Below are records. Find each line in them that holds the word "Stream" and copy it.

▸ Working data:
• • • •

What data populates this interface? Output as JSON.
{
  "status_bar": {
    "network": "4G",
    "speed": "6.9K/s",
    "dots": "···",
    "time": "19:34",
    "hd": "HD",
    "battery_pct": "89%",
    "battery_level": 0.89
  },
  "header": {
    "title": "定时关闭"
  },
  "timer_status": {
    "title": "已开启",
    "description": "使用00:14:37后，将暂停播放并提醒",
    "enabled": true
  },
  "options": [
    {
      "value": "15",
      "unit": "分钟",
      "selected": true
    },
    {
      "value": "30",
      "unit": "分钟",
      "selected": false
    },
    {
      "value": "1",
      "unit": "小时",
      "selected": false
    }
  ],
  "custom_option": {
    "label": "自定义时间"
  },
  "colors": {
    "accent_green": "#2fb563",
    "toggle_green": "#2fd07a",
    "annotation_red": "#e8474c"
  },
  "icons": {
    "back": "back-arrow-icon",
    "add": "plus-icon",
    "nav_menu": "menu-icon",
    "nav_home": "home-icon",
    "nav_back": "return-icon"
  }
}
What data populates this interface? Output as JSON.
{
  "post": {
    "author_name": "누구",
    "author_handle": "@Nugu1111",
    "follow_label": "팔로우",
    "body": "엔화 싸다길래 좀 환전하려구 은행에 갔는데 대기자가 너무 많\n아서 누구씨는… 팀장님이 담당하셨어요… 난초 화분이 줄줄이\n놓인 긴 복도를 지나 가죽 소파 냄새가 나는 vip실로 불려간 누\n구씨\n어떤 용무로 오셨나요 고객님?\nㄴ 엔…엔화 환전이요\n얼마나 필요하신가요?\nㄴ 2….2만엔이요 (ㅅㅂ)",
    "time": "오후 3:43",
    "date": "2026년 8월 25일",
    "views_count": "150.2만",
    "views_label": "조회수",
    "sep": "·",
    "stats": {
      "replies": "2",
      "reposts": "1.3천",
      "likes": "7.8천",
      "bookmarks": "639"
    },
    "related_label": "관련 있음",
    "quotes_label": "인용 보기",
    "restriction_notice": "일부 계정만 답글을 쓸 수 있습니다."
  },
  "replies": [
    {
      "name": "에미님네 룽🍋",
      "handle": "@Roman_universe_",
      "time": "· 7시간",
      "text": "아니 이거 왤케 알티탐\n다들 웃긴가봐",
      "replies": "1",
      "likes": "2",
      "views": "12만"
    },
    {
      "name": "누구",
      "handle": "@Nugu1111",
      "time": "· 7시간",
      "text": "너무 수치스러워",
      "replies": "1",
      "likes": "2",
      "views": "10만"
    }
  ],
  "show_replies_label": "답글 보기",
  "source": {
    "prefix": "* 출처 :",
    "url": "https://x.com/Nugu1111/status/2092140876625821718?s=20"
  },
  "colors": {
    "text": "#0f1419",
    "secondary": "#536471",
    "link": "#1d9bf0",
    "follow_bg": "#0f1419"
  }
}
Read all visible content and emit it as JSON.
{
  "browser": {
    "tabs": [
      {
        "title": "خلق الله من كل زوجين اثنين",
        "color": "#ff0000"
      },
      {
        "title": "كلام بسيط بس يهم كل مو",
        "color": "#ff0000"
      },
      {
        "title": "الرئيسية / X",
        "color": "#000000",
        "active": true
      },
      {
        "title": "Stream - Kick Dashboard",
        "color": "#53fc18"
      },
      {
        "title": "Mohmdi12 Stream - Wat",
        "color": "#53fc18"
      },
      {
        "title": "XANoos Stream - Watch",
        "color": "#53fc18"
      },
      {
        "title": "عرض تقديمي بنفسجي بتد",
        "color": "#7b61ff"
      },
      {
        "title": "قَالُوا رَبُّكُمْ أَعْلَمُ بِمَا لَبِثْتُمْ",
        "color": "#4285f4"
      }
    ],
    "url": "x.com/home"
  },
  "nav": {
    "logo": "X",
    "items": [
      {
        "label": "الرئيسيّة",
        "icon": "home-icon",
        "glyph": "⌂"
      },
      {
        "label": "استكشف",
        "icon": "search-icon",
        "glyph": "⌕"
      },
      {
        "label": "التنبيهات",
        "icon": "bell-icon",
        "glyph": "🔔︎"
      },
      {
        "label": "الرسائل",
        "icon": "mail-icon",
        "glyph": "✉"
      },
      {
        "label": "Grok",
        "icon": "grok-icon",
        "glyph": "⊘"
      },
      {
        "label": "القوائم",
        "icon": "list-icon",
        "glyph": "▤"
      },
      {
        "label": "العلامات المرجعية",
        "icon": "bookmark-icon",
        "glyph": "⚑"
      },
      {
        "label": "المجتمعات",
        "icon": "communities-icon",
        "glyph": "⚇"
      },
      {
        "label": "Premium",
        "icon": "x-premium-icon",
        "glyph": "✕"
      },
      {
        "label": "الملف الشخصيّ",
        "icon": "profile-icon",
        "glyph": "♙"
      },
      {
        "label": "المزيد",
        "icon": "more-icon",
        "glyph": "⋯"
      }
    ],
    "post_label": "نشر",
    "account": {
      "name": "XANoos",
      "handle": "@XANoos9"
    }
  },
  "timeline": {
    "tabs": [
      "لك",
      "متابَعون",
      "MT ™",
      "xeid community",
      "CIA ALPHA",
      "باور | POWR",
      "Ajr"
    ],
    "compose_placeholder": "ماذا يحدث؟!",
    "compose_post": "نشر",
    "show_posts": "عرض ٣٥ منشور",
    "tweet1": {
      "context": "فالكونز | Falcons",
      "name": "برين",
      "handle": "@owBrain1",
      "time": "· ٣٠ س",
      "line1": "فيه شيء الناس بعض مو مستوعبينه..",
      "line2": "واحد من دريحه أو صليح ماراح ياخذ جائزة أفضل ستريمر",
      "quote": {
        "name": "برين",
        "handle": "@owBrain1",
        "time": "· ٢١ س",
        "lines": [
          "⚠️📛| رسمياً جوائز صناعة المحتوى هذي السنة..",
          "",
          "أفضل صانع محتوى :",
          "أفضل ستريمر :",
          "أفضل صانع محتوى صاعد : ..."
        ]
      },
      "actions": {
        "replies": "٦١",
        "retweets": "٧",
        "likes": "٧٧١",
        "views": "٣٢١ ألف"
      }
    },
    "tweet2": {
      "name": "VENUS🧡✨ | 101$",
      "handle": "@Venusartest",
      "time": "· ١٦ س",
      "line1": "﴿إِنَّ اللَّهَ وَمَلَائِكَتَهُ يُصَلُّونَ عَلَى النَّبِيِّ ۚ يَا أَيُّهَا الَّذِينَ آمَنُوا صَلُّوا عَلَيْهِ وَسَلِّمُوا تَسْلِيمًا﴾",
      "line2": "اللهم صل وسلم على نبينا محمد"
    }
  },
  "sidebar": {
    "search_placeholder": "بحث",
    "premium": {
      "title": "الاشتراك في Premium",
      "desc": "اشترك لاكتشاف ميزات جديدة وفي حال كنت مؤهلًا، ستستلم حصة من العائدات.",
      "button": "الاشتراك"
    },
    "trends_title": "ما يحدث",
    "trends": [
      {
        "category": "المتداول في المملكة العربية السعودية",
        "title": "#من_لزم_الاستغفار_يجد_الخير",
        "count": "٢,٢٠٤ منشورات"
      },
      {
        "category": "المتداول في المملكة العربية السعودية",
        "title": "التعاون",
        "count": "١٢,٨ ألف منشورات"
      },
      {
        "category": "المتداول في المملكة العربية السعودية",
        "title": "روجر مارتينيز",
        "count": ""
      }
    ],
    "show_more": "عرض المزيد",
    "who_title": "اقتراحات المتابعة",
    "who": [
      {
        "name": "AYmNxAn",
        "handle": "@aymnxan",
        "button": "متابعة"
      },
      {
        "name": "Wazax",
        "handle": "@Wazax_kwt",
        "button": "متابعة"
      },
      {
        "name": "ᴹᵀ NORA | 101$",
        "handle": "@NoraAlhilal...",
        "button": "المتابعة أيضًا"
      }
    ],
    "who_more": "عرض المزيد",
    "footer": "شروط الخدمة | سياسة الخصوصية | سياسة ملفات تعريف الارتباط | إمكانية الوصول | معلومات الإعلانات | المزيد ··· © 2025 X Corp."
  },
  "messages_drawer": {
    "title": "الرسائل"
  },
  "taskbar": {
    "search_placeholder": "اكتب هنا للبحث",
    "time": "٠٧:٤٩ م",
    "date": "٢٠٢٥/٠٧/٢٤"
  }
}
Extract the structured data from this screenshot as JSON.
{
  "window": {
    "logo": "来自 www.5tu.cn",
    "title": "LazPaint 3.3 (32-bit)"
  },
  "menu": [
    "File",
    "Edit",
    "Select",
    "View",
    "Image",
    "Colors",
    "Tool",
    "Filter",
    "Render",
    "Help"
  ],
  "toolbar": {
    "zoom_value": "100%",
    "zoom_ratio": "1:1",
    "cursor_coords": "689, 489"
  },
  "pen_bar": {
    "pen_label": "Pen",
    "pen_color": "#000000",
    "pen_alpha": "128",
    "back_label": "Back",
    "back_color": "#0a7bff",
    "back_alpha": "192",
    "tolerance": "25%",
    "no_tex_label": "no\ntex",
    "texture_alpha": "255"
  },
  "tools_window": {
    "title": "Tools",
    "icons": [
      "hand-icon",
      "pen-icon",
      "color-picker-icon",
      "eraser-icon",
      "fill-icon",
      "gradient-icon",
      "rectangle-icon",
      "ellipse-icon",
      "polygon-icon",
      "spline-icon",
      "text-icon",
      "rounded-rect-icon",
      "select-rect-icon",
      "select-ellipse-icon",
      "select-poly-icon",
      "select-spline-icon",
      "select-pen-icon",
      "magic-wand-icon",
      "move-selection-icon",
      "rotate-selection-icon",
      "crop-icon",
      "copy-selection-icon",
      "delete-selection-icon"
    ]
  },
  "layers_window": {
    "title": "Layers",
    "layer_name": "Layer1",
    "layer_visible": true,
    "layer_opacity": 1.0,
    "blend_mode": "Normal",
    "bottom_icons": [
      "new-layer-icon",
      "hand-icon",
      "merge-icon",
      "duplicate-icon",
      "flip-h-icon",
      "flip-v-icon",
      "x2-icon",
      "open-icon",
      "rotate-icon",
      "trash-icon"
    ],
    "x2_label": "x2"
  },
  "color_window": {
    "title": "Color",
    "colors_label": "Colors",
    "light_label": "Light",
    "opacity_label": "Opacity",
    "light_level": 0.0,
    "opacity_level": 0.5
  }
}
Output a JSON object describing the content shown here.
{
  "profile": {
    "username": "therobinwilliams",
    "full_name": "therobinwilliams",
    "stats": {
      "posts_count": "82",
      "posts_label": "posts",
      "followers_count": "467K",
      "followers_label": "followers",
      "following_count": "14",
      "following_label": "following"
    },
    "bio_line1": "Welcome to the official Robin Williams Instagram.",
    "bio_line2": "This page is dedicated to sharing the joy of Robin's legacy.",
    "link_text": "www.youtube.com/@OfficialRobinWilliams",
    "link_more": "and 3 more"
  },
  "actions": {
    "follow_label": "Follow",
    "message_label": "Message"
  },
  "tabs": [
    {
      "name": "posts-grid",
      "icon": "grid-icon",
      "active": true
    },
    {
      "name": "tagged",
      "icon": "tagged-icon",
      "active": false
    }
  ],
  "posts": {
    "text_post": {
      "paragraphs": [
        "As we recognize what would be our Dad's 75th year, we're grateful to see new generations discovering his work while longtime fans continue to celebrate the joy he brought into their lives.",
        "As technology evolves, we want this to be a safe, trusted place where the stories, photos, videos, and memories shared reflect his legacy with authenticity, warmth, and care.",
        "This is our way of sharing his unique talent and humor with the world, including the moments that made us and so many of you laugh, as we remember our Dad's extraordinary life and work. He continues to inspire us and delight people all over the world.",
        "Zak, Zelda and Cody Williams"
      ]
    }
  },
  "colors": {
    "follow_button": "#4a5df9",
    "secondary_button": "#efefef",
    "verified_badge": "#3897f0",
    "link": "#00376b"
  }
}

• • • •

▸ Written answer:
        "title": "Stream - Kick Dashboard",
        "title": "Mohmdi12 Stream - Wat",
        "title": "XANoos Stream - Watch",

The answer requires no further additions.